I’ve come to use feeds like this as my verbal blacklist. It’s important to me that I try to steer away from these overused phrases for many reasons. Ultimately, for the sake of the business I work in. I’d guess that a good 95% of the brand bibles out there will tell you that differentiation is the equivalent of brand heaven. Companies really do need to make sure they don’t sound ‘just like everyone else’ if they want to get ahead of the curve – and that extends to each of the individuals in the team too. It’s time to think outside the box.
Taking care of the nuts and bolts
So what should I sound like when I write on behalf of the company? That’s where your linguistic game plan comes into play – a clearly defined tone of voice and easy-to-use practical guidelines. I’ve seen some seriously impressive tone of voice guidance in the past few years, and I’ve seen some quite nonsensical stuff too.
Guidelines are just that – guidance. Tone of voice is fluid, and to some extent I think each person should be able to adapt things slightly – especially with so many brands guiding their employees to write in a ‘natural’ way. But I also think that some steadfast values and clear communications principles are a must in order to keep your ducks in a row. You might want to consider including:
- An introduction to your tone of voice
- Some overarching principles that all communications should adhere to (try including some questions that an employee could ask themselves when reviewing their written work)
- Some examples of copy (before and after shots can be really insightful)
- Practical writing tips or dos / don’ts
So you can talk the talk, but can you walk the walk?
Implementing the guidelines is often the most challenging stage, but also the most important going forward – getting internal buy-in and understanding is the only way to ensure your new tone of voice comes across in every place that it should. Depending on the size of the company, this can be quite a long process – but when you look at some of the most distinctive brands today (Apple, John Lewis, Innocent Drinks and First Direct) we’re sure you’ll agree that a strong tone of voice is worth the wait.
After all, if your brochures, website, emails and newsletters are full of unbearable jargon or vague and meaningless statements, there’s every chance that daily conversations within your business will be plagued with the same problems. As such, your half-hearted approach embeds itself even more with your customers and clients. Shall we monetise that? Ok, the real icing on the cake of a defined tone of voice is a healthier bottom line.

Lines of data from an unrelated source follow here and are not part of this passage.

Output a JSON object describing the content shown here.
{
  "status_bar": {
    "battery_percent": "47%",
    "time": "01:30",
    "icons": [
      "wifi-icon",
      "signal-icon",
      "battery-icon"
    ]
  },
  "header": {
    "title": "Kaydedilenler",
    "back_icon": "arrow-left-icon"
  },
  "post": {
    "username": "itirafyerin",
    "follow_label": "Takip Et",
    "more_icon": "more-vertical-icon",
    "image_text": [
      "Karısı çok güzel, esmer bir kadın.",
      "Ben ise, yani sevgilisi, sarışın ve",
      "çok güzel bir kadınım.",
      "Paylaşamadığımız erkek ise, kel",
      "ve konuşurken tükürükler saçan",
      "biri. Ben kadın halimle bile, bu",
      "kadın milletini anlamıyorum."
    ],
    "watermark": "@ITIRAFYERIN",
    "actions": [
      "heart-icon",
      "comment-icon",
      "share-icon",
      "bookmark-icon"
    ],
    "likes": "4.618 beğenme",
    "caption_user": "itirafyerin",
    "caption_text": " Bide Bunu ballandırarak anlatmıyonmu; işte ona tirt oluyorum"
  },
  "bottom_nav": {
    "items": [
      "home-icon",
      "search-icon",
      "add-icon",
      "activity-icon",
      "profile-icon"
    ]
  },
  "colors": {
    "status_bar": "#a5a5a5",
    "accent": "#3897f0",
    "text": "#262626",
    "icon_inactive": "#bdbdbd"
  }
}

Some of the best tone of voice guidelines I’ve seen have come from smaller companies – at the end of the day, if there’s more than one person writing on behalf of your brand, you’ll never be too small for a bit of solid guidance to ensure you’re all sailing in the same boat. So why not take the bull by the horns and reach out to Stratton Craig today? We, honestly, look forward to touching base.